vector<lower = 0>[N_stations] sigma = exp(psi + tau);
vector<lower = -0.5, upper = 0.5>[N_stations] xi = inv_logit(phi) - 0.5;
vector<lower = -0.01, upper = 0.01>[N_stations] delta = 0.02 * inv_logit(gamma) - 0.01;
}
model {
for (i in 1:N_stations) {
precip[ , i] ~ gevt(mu0[i], sigma[i], xi[i], delta[i]);
}
psi_spatial ~ icar_normal(N_neighbors, node1, node2);
psi_random ~ std_normal();
sigma_psi ~ exponential(1);
logit_rho_psi ~ std_normal();
mu_psi ~ normal(2.2, 1);
tau_spatial ~ icar_normal(N_neighbors, node1, node2);
tau_random ~ std_normal();
sigma_tau ~ exponential(1);
logit_rho_tau ~ std_normal();
mu_tau ~ normal(-0.9, 1);
phi_spatial ~ icar_normal(N_neighbors, node1, node2);
phi_random ~ std_normal();
sigma_phi ~ exponential(1);
logit_rho_phi ~ std_normal();
mu_phi ~ normal(0, 1);
gamma_spatial ~ icar_normal(N_neighbors, node1, node2);
gamma_random ~ std_normal();
sigma_gamma ~ exponential(1);
logit_rho_gamma ~ std_normal();
mu_gamma ~ normal(0, 1);
}
I won’t show convergence analytics here, but after doing our due diligence we can move on to looking at parameter estimates.
here("posts", "icar_gev", "results", "bym_results.csv") |>
read_csv() |>
mutate(
variable = str_c("<b>&", variable, ";</sub></b>") |>
str_replace("_", ";<sub>&")
) |>
gt() |>
tab_header(
title = "Our BYM2 hyperparameters point to a large degree of spatial variation"
) |>
fmt_markdown(
columns = variable
) |>
fmt_number(
columns = mean:rhat,
decimals = 3
) |>
fmt_number(
columns = ess_bulk:ess_tail,
decimals = 0
) |>
tab_options(table.width = pct(100))

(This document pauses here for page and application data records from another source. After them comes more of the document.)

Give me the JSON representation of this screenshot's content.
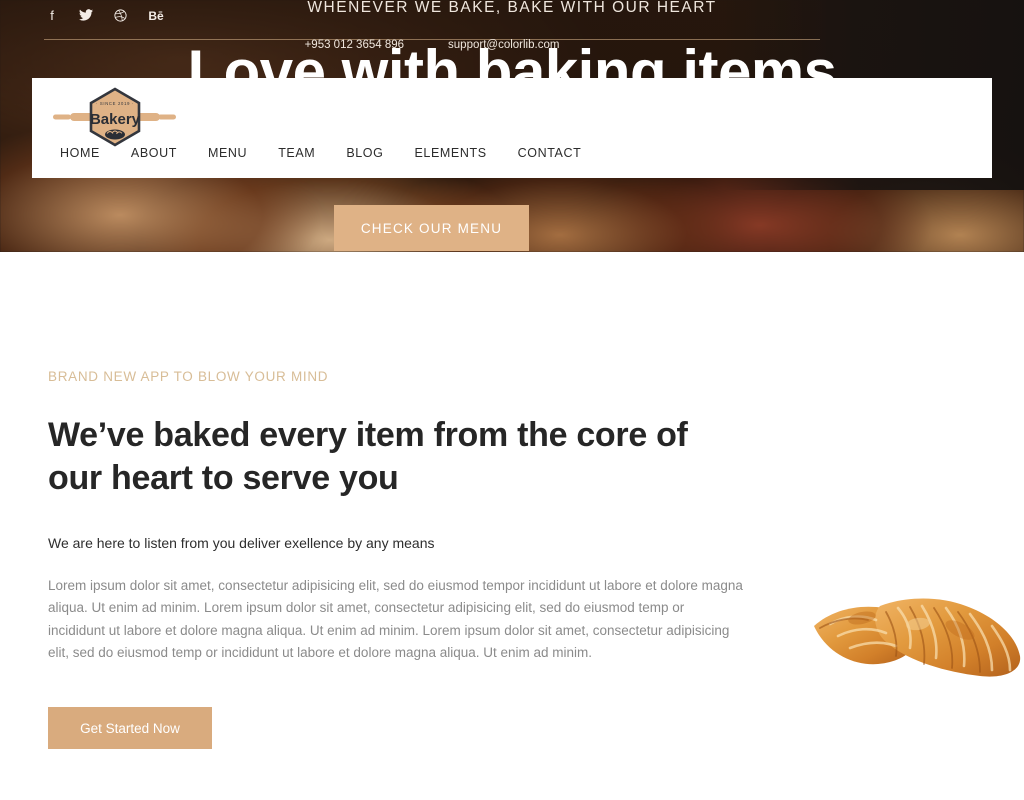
{
  "hero": {
    "tagline": "WHENEVER WE BAKE, BAKE WITH OUR HEART",
    "title": "Love with baking items",
    "cta_label": "CHECK OUR MENU",
    "overlay_color": "#3a2215",
    "accent_color": "#dfb286"
  },
  "topbar": {
    "social": [
      {
        "name": "facebook-icon",
        "glyph": "f"
      },
      {
        "name": "twitter-icon",
        "glyph": ""
      },
      {
        "name": "dribbble-icon",
        "glyph": ""
      },
      {
        "name": "behance-icon",
        "glyph": "Bē"
      }
    ],
    "phone": "+953 012 3654 896",
    "email": "support@colorlib.com"
  },
  "logo": {
    "since": "SINCE 2019",
    "name": "Bakery"
  },
  "nav": {
    "items": [
      {
        "label": "HOME"
      },
      {
        "label": "ABOUT"
      },
      {
        "label": "MENU"
      },
      {
        "label": "TEAM"
      },
      {
        "label": "BLOG"
      },
      {
        "label": "ELEMENTS"
      },
      {
        "label": "CONTACT"
      }
    ]
  },
  "main": {
    "eyebrow": "BRAND NEW APP TO BLOW YOUR MIND",
    "eyebrow_color": "#d8bd97",
    "heading": "We’ve baked every item from the core of our heart to serve you",
    "lead": "We are here to listen from you deliver exellence by any means",
    "paragraph": "Lorem ipsum dolor sit amet, consectetur adipisicing elit, sed do eiusmod tempor incididunt ut labore et dolore magna aliqua. Ut enim ad minim. Lorem ipsum dolor sit amet, consectetur adipisicing elit, sed do eiusmod temp or incididunt ut labore et dolore magna aliqua. Ut enim ad minim. Lorem ipsum dolor sit amet, consectetur adipisicing elit, sed do eiusmod temp or incididunt ut labore et dolore magna aliqua. Ut enim ad minim.",
    "cta_label": "Get Started Now",
    "cta_color": "#d9ab7e"
  }
}
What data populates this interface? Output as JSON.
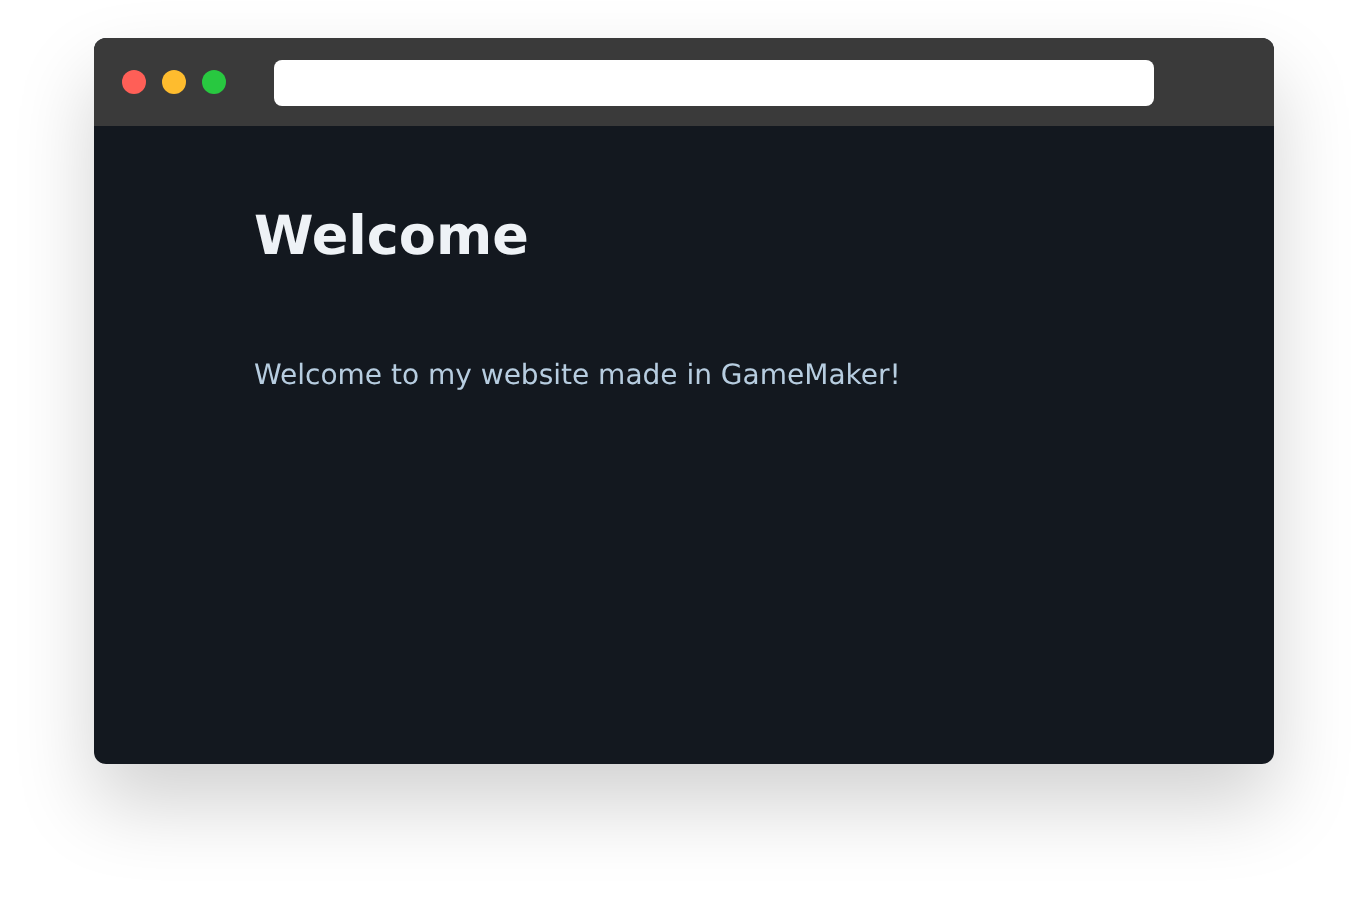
{
  "page": {
    "heading": "Welcome",
    "paragraph": "Welcome to my website made in GameMaker!"
  }
}
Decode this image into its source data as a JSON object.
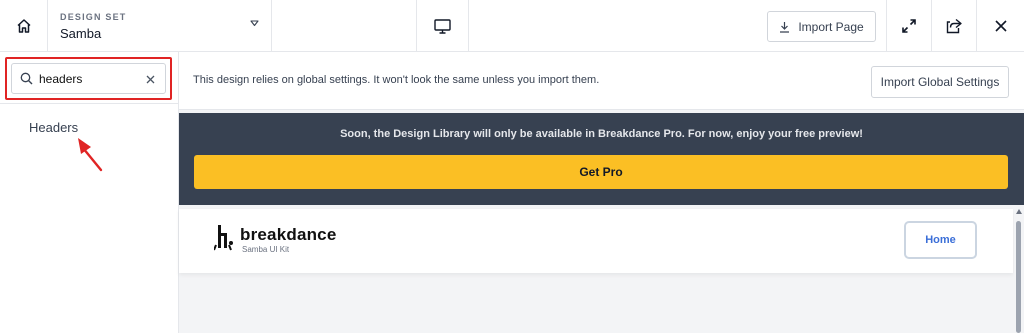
{
  "topbar": {
    "home_icon": "home-icon",
    "design_set_label": "DESIGN SET",
    "design_set_value": "Samba",
    "dropdown_icon": "chevron-down-icon",
    "device_icon": "monitor-icon",
    "import_page_label": "Import Page",
    "import_icon": "download-icon",
    "expand_icon": "expand-icon",
    "share_icon": "share-icon",
    "close_icon": "close-icon"
  },
  "sidebar": {
    "search_value": "headers",
    "search_icon": "search-icon",
    "clear_icon": "close-icon",
    "results": [
      "Headers"
    ]
  },
  "main": {
    "notice_text": "This design relies on global settings. It won't look the same unless you import them.",
    "import_global_label": "Import Global Settings",
    "promo_text": "Soon, the Design Library will only be available in Breakdance Pro. For now, enjoy your free preview!",
    "get_pro_label": "Get Pro",
    "preview": {
      "logo_text": "breakdance",
      "logo_sub": "Samba UI Kit",
      "nav_button": "Home"
    }
  },
  "colors": {
    "highlight_red": "#e02424",
    "promo_bg": "#374151",
    "cta_yellow": "#fbbf24",
    "link_blue": "#3b6fd8"
  }
}
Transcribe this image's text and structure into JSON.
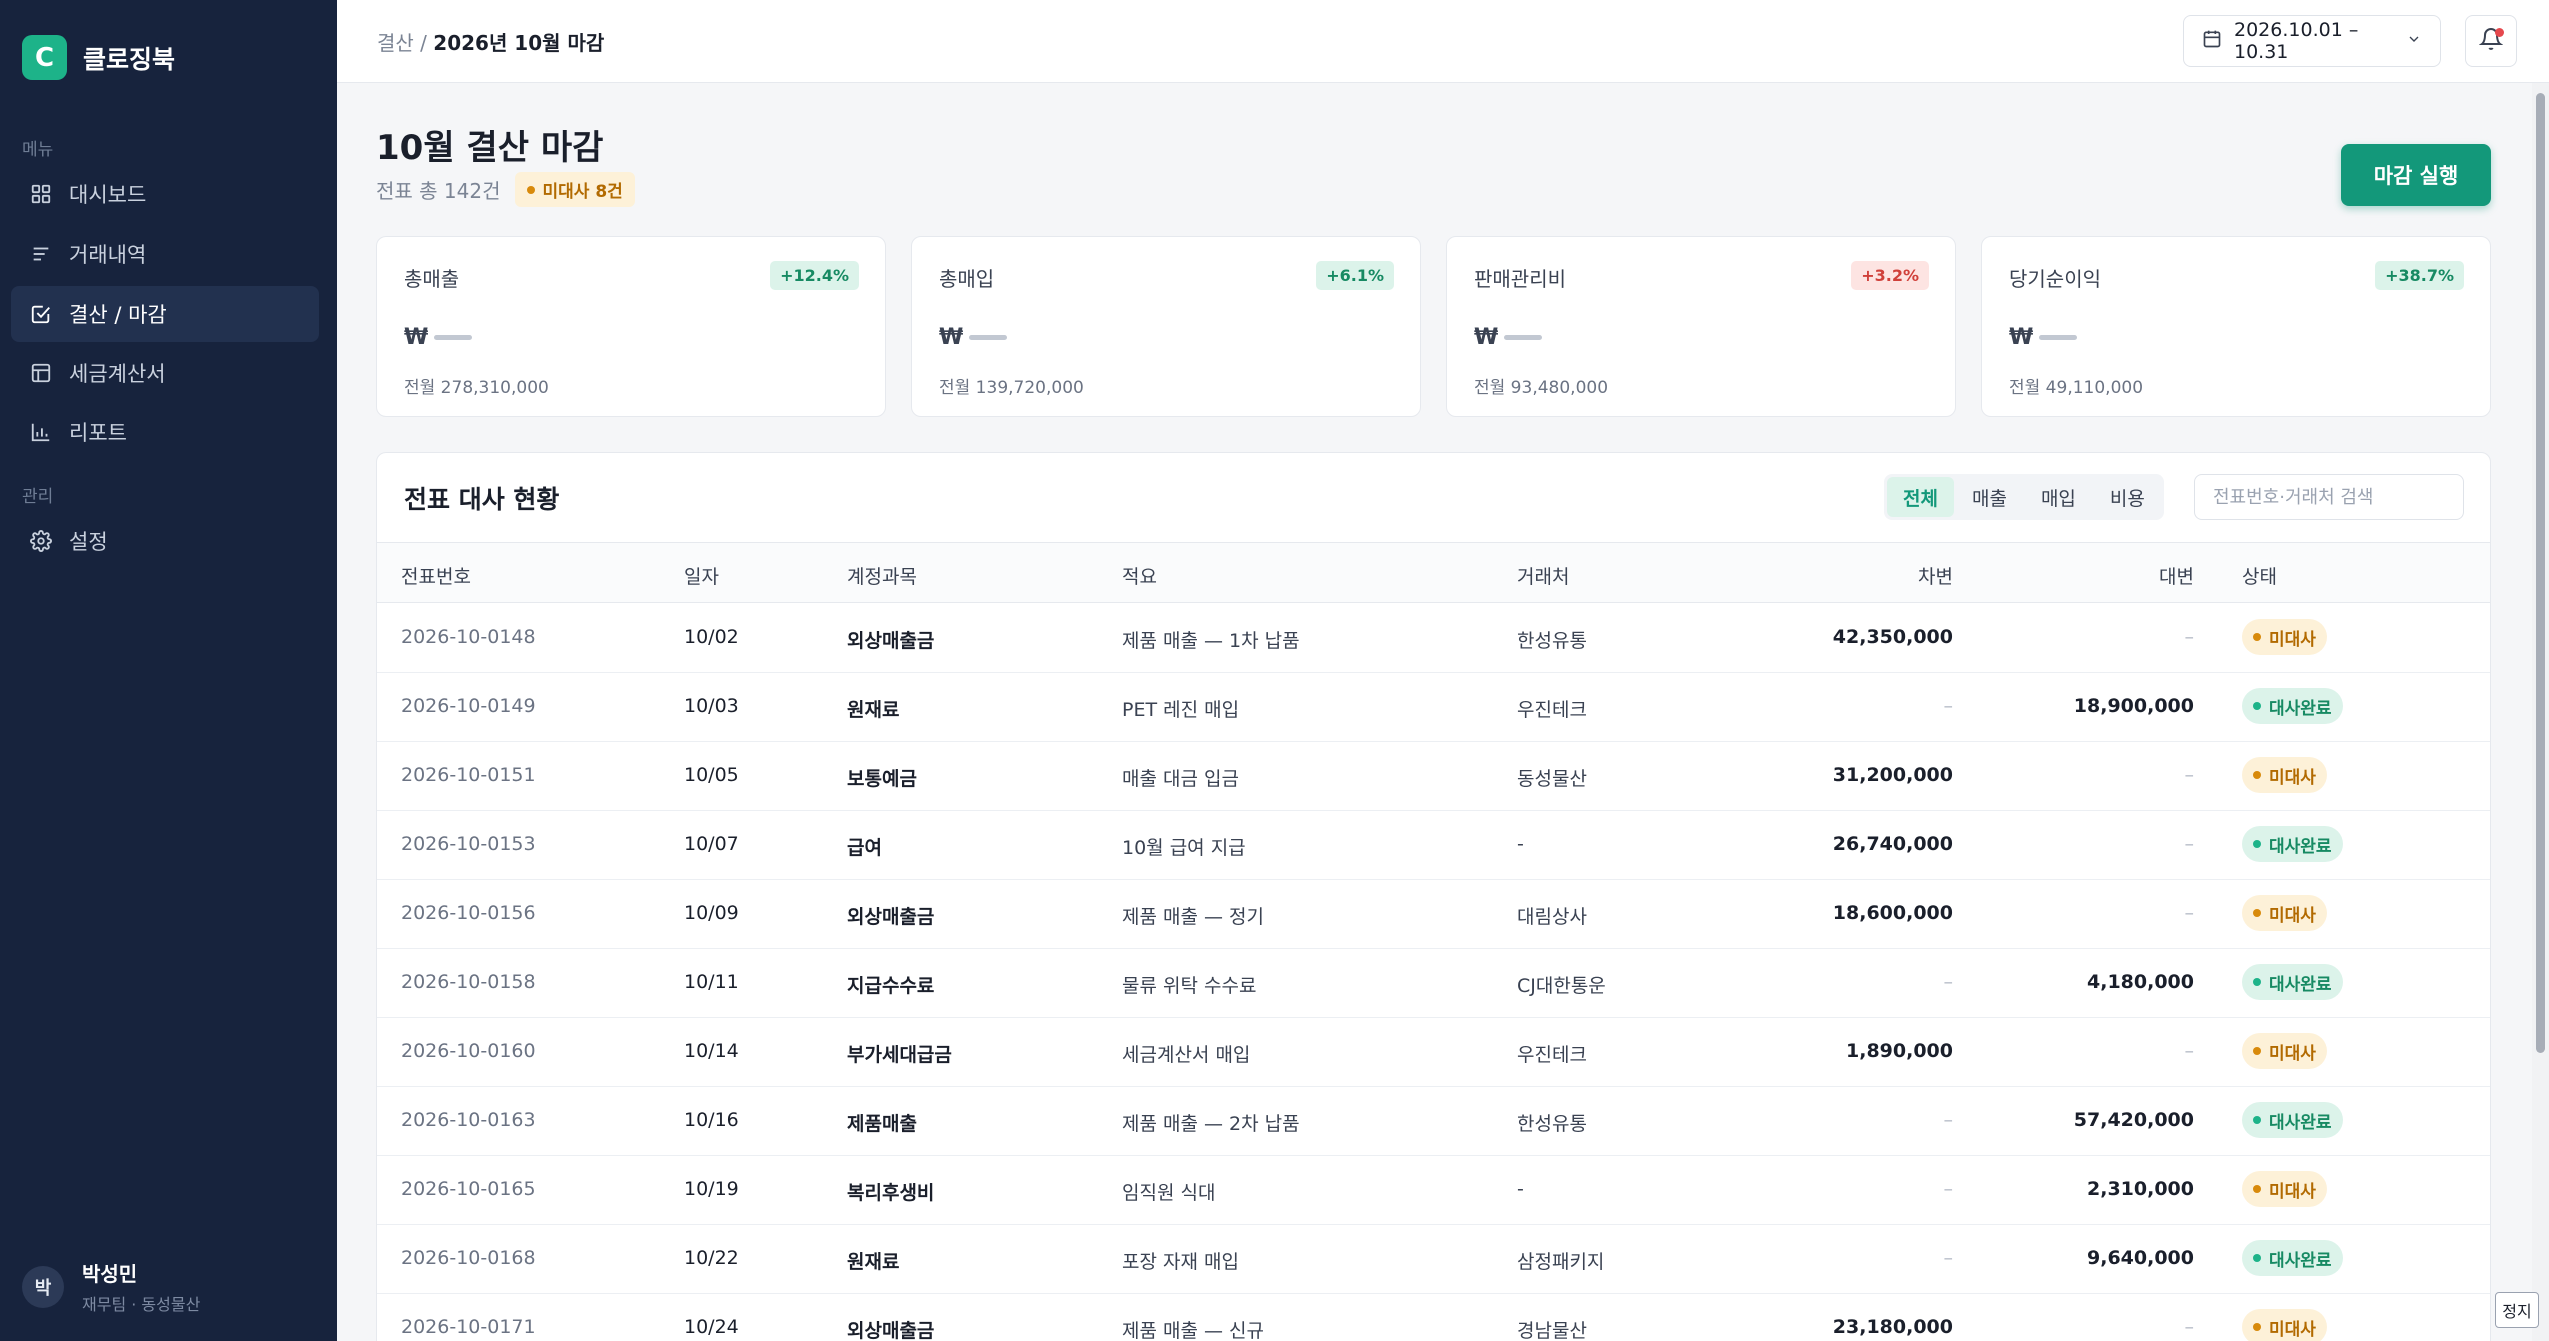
{
  "brand": {
    "logo_letter": "C",
    "name": "클로징북",
    "accent": "#1db389"
  },
  "sidebar": {
    "section_menu": "메뉴",
    "section_admin": "관리",
    "items": [
      {
        "label": "대시보드",
        "icon": "grid-icon"
      },
      {
        "label": "거래내역",
        "icon": "list-icon"
      },
      {
        "label": "결산 / 마감",
        "icon": "checkbox-icon",
        "active": true
      },
      {
        "label": "세금계산서",
        "icon": "invoice-icon"
      },
      {
        "label": "리포트",
        "icon": "bar-chart-icon"
      },
      {
        "label": "설정",
        "icon": "gear-icon"
      }
    ],
    "user": {
      "initial": "박",
      "name": "박성민",
      "role": "재무팀 · 동성물산"
    }
  },
  "topbar": {
    "breadcrumb_parent": "결산",
    "breadcrumb_sep": "/",
    "breadcrumb_current": "2026년 10월 마감",
    "date_range": "2026.10.01 – 10.31"
  },
  "page": {
    "title": "10월 결산 마감",
    "subtitle": "전표 총 142건",
    "pending_chip": "미대사 8건",
    "close_button": "마감 실행"
  },
  "kpis": [
    {
      "label": "총매출",
      "change": "+12.4%",
      "tone": "up",
      "currency": "₩",
      "prev": "전월 278,310,000"
    },
    {
      "label": "총매입",
      "change": "+6.1%",
      "tone": "up",
      "currency": "₩",
      "prev": "전월 139,720,000"
    },
    {
      "label": "판매관리비",
      "change": "+3.2%",
      "tone": "cost",
      "currency": "₩",
      "prev": "전월 93,480,000"
    },
    {
      "label": "당기순이익",
      "change": "+38.7%",
      "tone": "up",
      "currency": "₩",
      "prev": "전월 49,110,000"
    }
  ],
  "table": {
    "title": "전표 대사 현황",
    "filters": [
      "전체",
      "매출",
      "매입",
      "비용"
    ],
    "active_filter": "전체",
    "search_placeholder": "전표번호·거래처 검색",
    "columns": [
      "전표번호",
      "일자",
      "계정과목",
      "적요",
      "거래처",
      "차변",
      "대변",
      "상태"
    ],
    "rows": [
      {
        "no": "2026-10-0148",
        "date": "10/02",
        "account": "외상매출금",
        "desc": "제품 매출 — 1차 납품",
        "vendor": "한성유통",
        "debit": "42,350,000",
        "credit": "–",
        "status": "미대사",
        "state": "pending"
      },
      {
        "no": "2026-10-0149",
        "date": "10/03",
        "account": "원재료",
        "desc": "PET 레진 매입",
        "vendor": "우진테크",
        "debit": "–",
        "credit": "18,900,000",
        "status": "대사완료",
        "state": "done"
      },
      {
        "no": "2026-10-0151",
        "date": "10/05",
        "account": "보통예금",
        "desc": "매출 대금 입금",
        "vendor": "동성물산",
        "debit": "31,200,000",
        "credit": "–",
        "status": "미대사",
        "state": "pending"
      },
      {
        "no": "2026-10-0153",
        "date": "10/07",
        "account": "급여",
        "desc": "10월 급여 지급",
        "vendor": "-",
        "debit": "26,740,000",
        "credit": "–",
        "status": "대사완료",
        "state": "done"
      },
      {
        "no": "2026-10-0156",
        "date": "10/09",
        "account": "외상매출금",
        "desc": "제품 매출 — 정기",
        "vendor": "대림상사",
        "debit": "18,600,000",
        "credit": "–",
        "status": "미대사",
        "state": "pending"
      },
      {
        "no": "2026-10-0158",
        "date": "10/11",
        "account": "지급수수료",
        "desc": "물류 위탁 수수료",
        "vendor": "CJ대한통운",
        "debit": "–",
        "credit": "4,180,000",
        "status": "대사완료",
        "state": "done"
      },
      {
        "no": "2026-10-0160",
        "date": "10/14",
        "account": "부가세대급금",
        "desc": "세금계산서 매입",
        "vendor": "우진테크",
        "debit": "1,890,000",
        "credit": "–",
        "status": "미대사",
        "state": "pending"
      },
      {
        "no": "2026-10-0163",
        "date": "10/16",
        "account": "제품매출",
        "desc": "제품 매출 — 2차 납품",
        "vendor": "한성유통",
        "debit": "–",
        "credit": "57,420,000",
        "status": "대사완료",
        "state": "done"
      },
      {
        "no": "2026-10-0165",
        "date": "10/19",
        "account": "복리후생비",
        "desc": "임직원 식대",
        "vendor": "-",
        "debit": "–",
        "credit": "2,310,000",
        "status": "미대사",
        "state": "pending"
      },
      {
        "no": "2026-10-0168",
        "date": "10/22",
        "account": "원재료",
        "desc": "포장 자재 매입",
        "vendor": "삼정패키지",
        "debit": "–",
        "credit": "9,640,000",
        "status": "대사완료",
        "state": "done"
      },
      {
        "no": "2026-10-0171",
        "date": "10/24",
        "account": "외상매출금",
        "desc": "제품 매출 — 신규",
        "vendor": "경남물산",
        "debit": "23,180,000",
        "credit": "–",
        "status": "미대사",
        "state": "pending"
      }
    ]
  },
  "tooltip": {
    "stop": "정지"
  }
}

Our BYM2 hyperparameters point to a large degree of spatial variation | |||||||||
---|---|---|---|---|---|---|---|---|---|
variable | mean | median | sd | mad | q5 | q95 | rhat | ess_bulk | ess_tail |
σ_{ψ} |
0.072 | 0.072 | 0.001 | 0.001 | 0.070 | 0.074 | 1.012 | 137 | 387 |
μ_{ψ} |
2.133 | 2.133 | 0.001 | 0.001 | 2.131 | 2.135 | 1.001 | 5,029 | 3,417 |
ρ_{ψ} |
0.998 | 0.998 | 0.001 | 0.001 | 0.997 | 0.999 | 1.000 | 3,161 | 3,218 |
σ_{τ} |
0.102 | 0.102 | 0.002 | 0.002 | 0.098 | 0.106 | 1.015 | 381 | 973 |
μ_{τ} |
−0.923 | −0.923 | 0.001 | 0.001 | −0.926 | −0.921 | 1.000 | 4,130 | 3,507 |
ρ_{τ} |
0.997 | 0.998 | 0.001 | 0.001 | 0.996 | 0.999 | 1.001 | 3,192 | 2,903 |
σ_{φ} |
0.358 | 0.358 | 0.009 | 0.009 | 0.343 | 0.372 | 1.008 | 401 | 730 |
μ_{φ} |
0.341 | 0.341 | 0.004 | 0.004 | 0.335 | 0.347 | 1.001 | 3,728 | 3,049 |
ρ_{φ} |
0.996 | 0.997 | 0.001 | 0.001 | 0.994 | 0.998 | 1.002 | 1,995 | 2,677 |
σ_{γ} |
0.332 | 0.333 | 0.011 | 0.011 | 0.313 | 0.351 | 1.029 | 105 | 208 |
μ_{γ} |
1.438 | 1.438 | 0.012 | 0.012 | 1.419 | 1.458 | 1.001 | 2,517 | 3,053 |
ρ_{γ} |
0.996 | 0.996 | 0.002 | 0.001 | 0.993 | 0.998 | 1.000 | 3,823 | 2,875 |